> [What is needed]:
Go through the lines below and copy any that hold the string "activities".

> [Data]:
----------------------------------------

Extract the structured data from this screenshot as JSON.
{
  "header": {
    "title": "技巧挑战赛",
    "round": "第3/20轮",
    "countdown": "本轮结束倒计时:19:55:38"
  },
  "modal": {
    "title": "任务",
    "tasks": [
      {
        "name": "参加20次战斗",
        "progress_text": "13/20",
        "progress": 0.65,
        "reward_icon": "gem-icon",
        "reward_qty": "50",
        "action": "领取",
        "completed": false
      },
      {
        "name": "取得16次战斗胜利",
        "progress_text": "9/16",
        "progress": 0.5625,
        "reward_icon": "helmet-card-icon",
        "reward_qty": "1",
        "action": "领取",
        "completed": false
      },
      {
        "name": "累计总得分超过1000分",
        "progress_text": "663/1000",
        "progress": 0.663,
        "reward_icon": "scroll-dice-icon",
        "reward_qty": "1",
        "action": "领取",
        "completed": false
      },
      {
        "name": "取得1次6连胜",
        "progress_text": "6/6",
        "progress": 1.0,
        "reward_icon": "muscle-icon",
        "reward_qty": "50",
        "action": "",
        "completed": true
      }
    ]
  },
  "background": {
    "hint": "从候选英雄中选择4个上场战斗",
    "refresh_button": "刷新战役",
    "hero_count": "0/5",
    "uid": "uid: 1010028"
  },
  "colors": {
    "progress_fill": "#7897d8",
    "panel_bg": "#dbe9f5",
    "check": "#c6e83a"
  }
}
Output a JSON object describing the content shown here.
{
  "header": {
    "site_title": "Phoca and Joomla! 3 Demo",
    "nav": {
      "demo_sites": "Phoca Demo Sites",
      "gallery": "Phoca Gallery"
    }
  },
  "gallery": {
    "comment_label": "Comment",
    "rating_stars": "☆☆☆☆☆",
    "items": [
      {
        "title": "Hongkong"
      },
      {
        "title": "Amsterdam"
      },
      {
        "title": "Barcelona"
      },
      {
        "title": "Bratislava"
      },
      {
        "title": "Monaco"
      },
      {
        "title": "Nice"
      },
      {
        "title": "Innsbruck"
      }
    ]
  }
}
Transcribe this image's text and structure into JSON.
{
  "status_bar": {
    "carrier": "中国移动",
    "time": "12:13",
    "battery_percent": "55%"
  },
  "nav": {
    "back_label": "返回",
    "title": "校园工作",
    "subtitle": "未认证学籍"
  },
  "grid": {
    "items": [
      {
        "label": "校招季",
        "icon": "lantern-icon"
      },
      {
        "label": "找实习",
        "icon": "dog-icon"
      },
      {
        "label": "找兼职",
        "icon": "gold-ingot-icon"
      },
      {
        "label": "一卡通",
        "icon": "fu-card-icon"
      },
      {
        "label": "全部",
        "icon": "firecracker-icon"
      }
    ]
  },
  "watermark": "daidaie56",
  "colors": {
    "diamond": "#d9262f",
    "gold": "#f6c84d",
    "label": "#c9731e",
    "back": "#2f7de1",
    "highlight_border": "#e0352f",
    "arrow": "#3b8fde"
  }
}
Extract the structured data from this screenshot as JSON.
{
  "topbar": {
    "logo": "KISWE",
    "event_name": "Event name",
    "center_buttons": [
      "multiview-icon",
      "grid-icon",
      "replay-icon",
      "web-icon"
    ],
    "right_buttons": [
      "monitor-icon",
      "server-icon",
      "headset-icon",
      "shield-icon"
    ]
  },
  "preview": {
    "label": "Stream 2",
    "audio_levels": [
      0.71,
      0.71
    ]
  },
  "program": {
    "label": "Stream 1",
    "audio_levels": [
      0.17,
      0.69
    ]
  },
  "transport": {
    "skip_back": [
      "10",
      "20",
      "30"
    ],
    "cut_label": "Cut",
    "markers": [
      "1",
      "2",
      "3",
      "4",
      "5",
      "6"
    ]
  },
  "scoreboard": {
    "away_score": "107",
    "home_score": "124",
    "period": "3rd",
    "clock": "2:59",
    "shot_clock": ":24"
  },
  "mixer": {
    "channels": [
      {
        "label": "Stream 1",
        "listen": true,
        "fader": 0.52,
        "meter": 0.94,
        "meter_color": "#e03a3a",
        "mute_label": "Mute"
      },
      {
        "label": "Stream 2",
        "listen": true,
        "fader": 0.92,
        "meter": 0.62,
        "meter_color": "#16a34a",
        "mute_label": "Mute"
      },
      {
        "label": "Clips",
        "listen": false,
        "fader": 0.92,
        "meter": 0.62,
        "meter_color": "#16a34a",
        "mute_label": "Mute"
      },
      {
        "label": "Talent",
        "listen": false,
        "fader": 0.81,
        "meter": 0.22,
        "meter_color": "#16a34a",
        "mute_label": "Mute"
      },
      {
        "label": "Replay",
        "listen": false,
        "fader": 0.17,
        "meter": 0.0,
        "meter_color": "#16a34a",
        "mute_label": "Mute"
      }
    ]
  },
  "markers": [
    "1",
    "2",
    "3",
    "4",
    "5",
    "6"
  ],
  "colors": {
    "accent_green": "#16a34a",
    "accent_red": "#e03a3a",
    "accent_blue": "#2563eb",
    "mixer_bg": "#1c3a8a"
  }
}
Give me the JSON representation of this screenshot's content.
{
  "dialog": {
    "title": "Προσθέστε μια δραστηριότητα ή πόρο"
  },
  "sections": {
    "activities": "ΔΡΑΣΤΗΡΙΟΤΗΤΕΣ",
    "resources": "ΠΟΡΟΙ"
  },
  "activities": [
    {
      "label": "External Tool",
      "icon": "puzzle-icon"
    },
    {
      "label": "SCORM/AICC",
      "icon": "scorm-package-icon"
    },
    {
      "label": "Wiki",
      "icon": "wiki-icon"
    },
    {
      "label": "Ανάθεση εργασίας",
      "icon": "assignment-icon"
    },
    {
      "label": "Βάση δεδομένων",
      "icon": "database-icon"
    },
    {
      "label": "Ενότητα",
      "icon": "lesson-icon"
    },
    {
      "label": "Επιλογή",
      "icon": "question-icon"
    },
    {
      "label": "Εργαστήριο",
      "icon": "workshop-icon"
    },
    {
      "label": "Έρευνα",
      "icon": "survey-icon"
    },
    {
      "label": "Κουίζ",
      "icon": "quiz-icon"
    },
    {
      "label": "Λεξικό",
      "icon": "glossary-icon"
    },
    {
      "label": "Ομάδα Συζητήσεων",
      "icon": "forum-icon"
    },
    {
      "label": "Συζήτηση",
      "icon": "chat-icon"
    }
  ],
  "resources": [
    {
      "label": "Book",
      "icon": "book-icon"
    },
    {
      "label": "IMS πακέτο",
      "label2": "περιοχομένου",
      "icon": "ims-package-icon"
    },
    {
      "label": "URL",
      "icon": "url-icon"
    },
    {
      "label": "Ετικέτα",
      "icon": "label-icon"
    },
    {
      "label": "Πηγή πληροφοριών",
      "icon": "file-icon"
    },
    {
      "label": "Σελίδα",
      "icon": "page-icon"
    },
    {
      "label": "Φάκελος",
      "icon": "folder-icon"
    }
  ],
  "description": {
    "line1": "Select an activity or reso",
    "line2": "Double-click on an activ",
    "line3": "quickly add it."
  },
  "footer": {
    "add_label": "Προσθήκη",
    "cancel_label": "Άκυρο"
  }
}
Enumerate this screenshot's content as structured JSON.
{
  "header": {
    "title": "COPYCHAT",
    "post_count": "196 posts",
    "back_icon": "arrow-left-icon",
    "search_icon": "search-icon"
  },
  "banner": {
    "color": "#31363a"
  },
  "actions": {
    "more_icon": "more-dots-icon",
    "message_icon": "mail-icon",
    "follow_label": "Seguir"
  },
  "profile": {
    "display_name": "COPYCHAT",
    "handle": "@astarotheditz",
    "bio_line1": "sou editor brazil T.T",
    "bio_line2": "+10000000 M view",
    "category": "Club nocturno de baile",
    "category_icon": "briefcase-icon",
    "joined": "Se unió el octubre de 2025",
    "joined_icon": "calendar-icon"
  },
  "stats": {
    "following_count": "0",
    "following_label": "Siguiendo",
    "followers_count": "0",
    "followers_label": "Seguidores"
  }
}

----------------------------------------

> [Task output]:
    "activities": "ΔΡΑΣΤΗΡΙΟΤΗΤΕΣ",
  "activities": [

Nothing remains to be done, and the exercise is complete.